District 214's Educator Prep aims to identify future teachers
When Amanda Garcia was young, she didn't enjoy school. There was trouble at home, and she carried it with her into the classroom.
But she had two special elementary school teachers who listened to her, supported her learning and, as she says, helped her find her path.
Now, "I want to connect with students and feel like I've made a difference in their lives like my teachers did for me," Garcia said.
A sophomore at Rolling Meadows High School, Garcia is among 25 Northwest Suburban High School District 214 students who have signed a commitment to Educator Prep, a program dedicated to identifying and cultivating future teachers.
Educator Prep is a collaboration among District 214, local elementary districts including all of District 214's feeder schools, a national organization called Educators Rising, and Northeastern Illinois and National Louis universities.
District 214 Superintendent David Schuler said the program can change not only student's lives and careers but also the future of education.
"We're impacting public education in this country," he said. "We are being that incubator to change the world."
Next year, 900 District 214 students will be enrolled in the Educator Prep pathway, meaning they will take a specific sequence of courses targeted to their future careers as teachers.
Those students also will have access to dual credit opportunities at National Louis University or Northeastern Illinois, classroom observations in area schools and internships.
For students who attend National Louis or Northeastern after high school, there will be special professional development programs from District 214, including a guaranteed student-teaching position there or in a local elementary district, Schuler said.
After college, those students also are guaranteed a job interview in District 214 or a partner district if the position they are seeking is open.
Each District 214 high school will start a chapter of the Educators Rising club, said Dan Brown, co-director of the national group.
Brown said the work District 214 is doing to encourage people to become teachers is important locally and nationally.
"We have a crisis in this country in terms of teacher recruitment," Brown said. "The eyes of the teaching profession are on this district."

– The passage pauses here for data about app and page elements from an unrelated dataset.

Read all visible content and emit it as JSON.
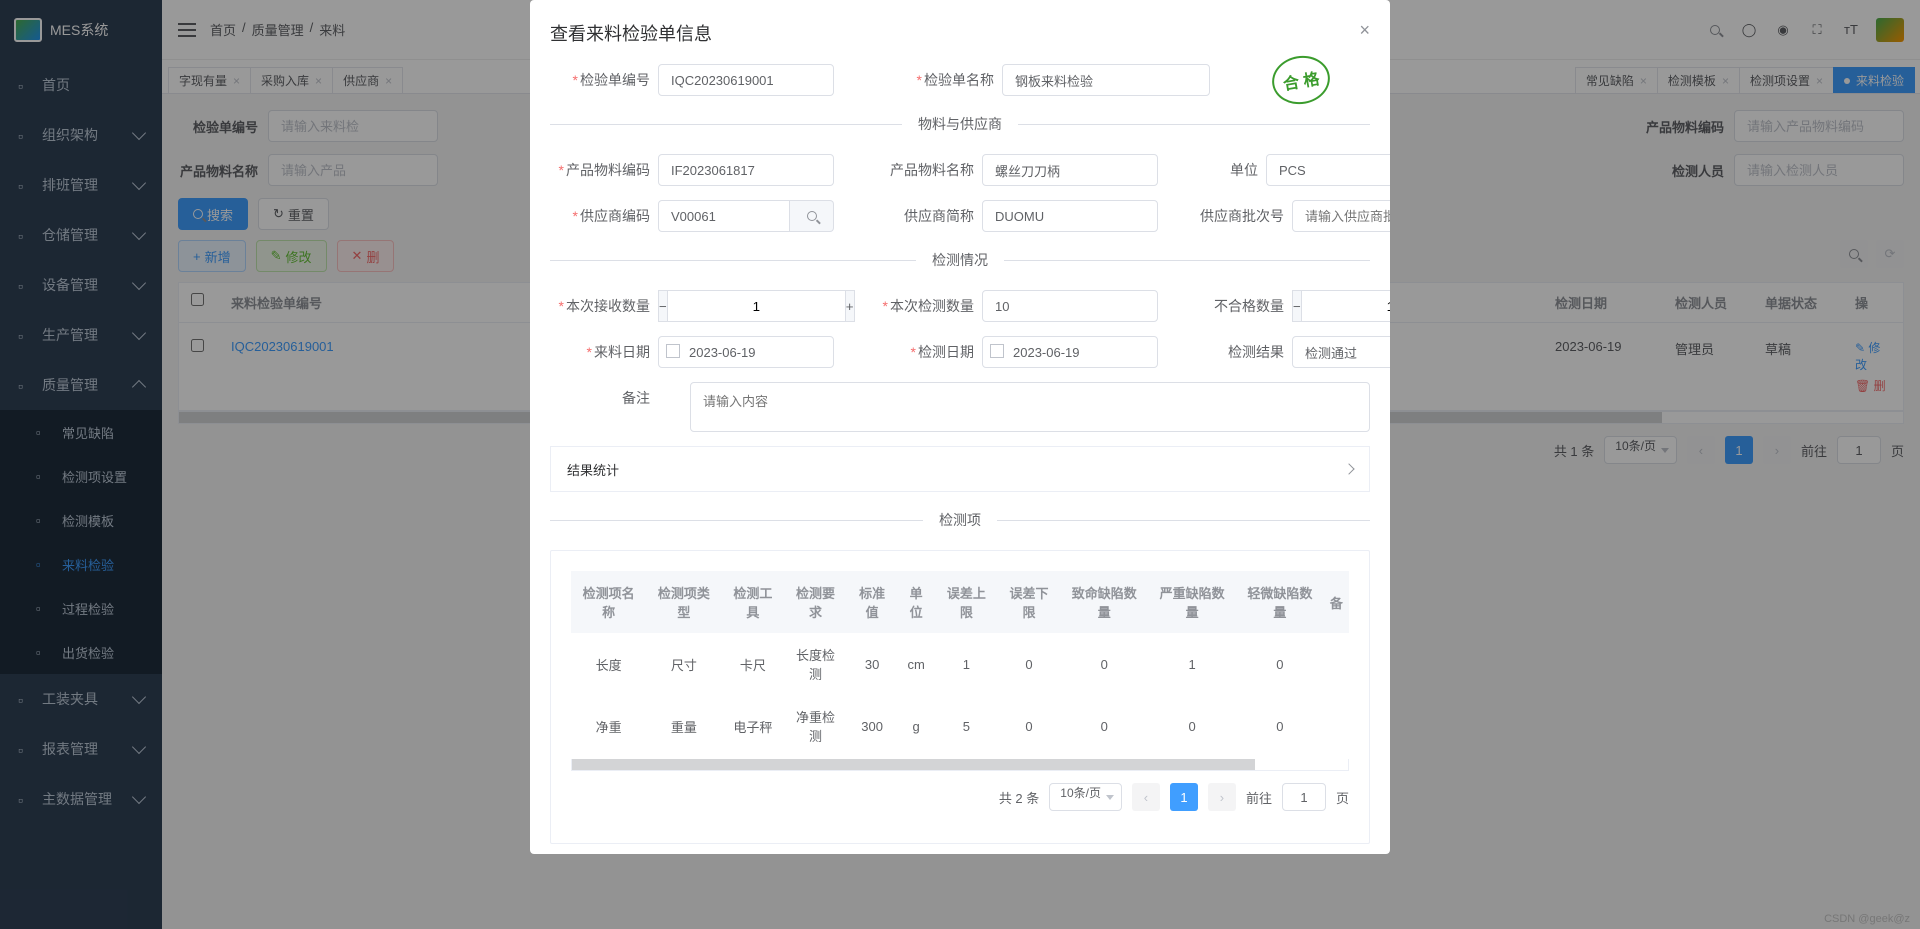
{
  "app_title": "MES系统",
  "breadcrumb": [
    "首页",
    "质量管理",
    "来料"
  ],
  "topbar_icons": [
    "search",
    "github",
    "person",
    "fullscreen",
    "font-size"
  ],
  "tabs_left": [
    "字现有量",
    "采购入库",
    "供应商"
  ],
  "tabs_right": [
    "常见缺陷",
    "检测模板",
    "检测项设置"
  ],
  "active_tab": "来料检验",
  "tab_close": "×",
  "sidebar": [
    {
      "label": "首页",
      "icon": "home"
    },
    {
      "label": "组织架构",
      "icon": "org",
      "expand": true
    },
    {
      "label": "排班管理",
      "icon": "users",
      "expand": true
    },
    {
      "label": "仓储管理",
      "icon": "wh",
      "expand": true
    },
    {
      "label": "设备管理",
      "icon": "dev",
      "expand": true
    },
    {
      "label": "生产管理",
      "icon": "prod",
      "expand": true
    },
    {
      "label": "质量管理",
      "icon": "qc",
      "expand": true,
      "open": true,
      "children": [
        {
          "label": "常见缺陷",
          "icon": "star"
        },
        {
          "label": "检测项设置",
          "icon": "check"
        },
        {
          "label": "检测模板",
          "icon": "gear"
        },
        {
          "label": "来料检验",
          "icon": "edit",
          "active": true
        },
        {
          "label": "过程检验",
          "icon": "note"
        },
        {
          "label": "出货检验",
          "icon": "plane"
        }
      ]
    },
    {
      "label": "工装夹具",
      "icon": "lock",
      "expand": true
    },
    {
      "label": "报表管理",
      "icon": "chart",
      "expand": true
    },
    {
      "label": "主数据管理",
      "icon": "data",
      "expand": true
    }
  ],
  "search_fields": {
    "inspect_no_label": "检验单编号",
    "inspect_no_ph": "请输入来料检",
    "item_code_label": "产品物料编码",
    "item_code_ph": "请输入产品物料编码",
    "item_name_label": "产品物料名称",
    "item_name_ph": "请输入产品",
    "inspector_label": "检测人员",
    "inspector_ph": "请输入检测人员"
  },
  "btns": {
    "search": "搜索",
    "reset": "重置",
    "add": "新增",
    "edit": "修改",
    "del": "删",
    "refresh": "⟳"
  },
  "grid": {
    "headers": {
      "inspect_no": "来料检验单编号",
      "date": "检测日期",
      "inspector": "检测人员",
      "status": "单据状态",
      "op": "操"
    },
    "row": {
      "inspect_no": "IQC20230619001",
      "date": "2023-06-19",
      "inspector": "管理员",
      "status": "草稿",
      "op_edit": "✎ 修改",
      "op_del": "🗑 删"
    }
  },
  "pager": {
    "total": "共 1 条",
    "size": "10条/页",
    "page": "1",
    "goto": "前往",
    "goto_tail": "页"
  },
  "dialog": {
    "title": "查看来料检验单信息",
    "stamp": "合 格",
    "inspect_no_label": "检验单编号",
    "inspect_no": "IQC20230619001",
    "inspect_name_label": "检验单名称",
    "inspect_name": "钢板来料检验",
    "section_material": "物料与供应商",
    "item_code_label": "产品物料编码",
    "item_code": "IF2023061817",
    "item_name_label": "产品物料名称",
    "item_name": "螺丝刀刀柄",
    "unit_label": "单位",
    "unit": "PCS",
    "vendor_code_label": "供应商编码",
    "vendor_code": "V00061",
    "vendor_short_label": "供应商简称",
    "vendor_short": "DUOMU",
    "vendor_lot_label": "供应商批次号",
    "vendor_lot_ph": "请输入供应商批次号",
    "section_check": "检测情况",
    "recv_qty_label": "本次接收数量",
    "recv_qty": "1",
    "check_qty_label": "本次检测数量",
    "check_qty": "10",
    "ng_qty_label": "不合格数量",
    "ng_qty": "1",
    "in_date_label": "来料日期",
    "in_date": "2023-06-19",
    "check_date_label": "检测日期",
    "check_date": "2023-06-19",
    "result_label": "检测结果",
    "result": "检测通过",
    "remark_label": "备注",
    "remark_ph": "请输入内容",
    "stats": "结果统计",
    "section_items": "检测项",
    "item_headers": [
      "检测项名称",
      "检测项类型",
      "检测工具",
      "检测要求",
      "标准值",
      "单位",
      "误差上限",
      "误差下限",
      "致命缺陷数量",
      "严重缺陷数量",
      "轻微缺陷数量",
      "备"
    ],
    "item_rows": [
      {
        "name": "长度",
        "type": "尺寸",
        "tool": "卡尺",
        "req": "长度检测",
        "std": "30",
        "unit": "cm",
        "ul": "1",
        "ll": "0",
        "cr": "0",
        "maj": "1",
        "min": "0"
      },
      {
        "name": "净重",
        "type": "重量",
        "tool": "电子秤",
        "req": "净重检测",
        "std": "300",
        "unit": "g",
        "ul": "5",
        "ll": "0",
        "cr": "0",
        "maj": "0",
        "min": "0"
      }
    ],
    "item_pager": {
      "total": "共 2 条",
      "size": "10条/页",
      "page": "1",
      "goto": "前往",
      "goto_tail": "页"
    }
  },
  "watermark": "CSDN @geek@z"
}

According to Educators Rising, there will be a need for 1.5 million new teachers by 2020, and one-third of teachers leave the profession in their first three years. Officials also said there is increasing demand for skilled bilingual teachers and teachers of diverse backgrounds to better reflect the changing needs and demographics of students across the country.
Garcia said the program has helped her understand what her future will look like.
"Now I don't have to worry about which college I should go to or what is my next step," she said.
"It's a clear path, which is great."
Elk Grove sophomore Thomas Carpenter, who wants to become a high school U.S. history teacher, is excited about the opportunity to get classroom experience before he even goes to college.
"It's a great way to get students involved in teaching early," he said.
"I can get that experience and start learning about my future right away."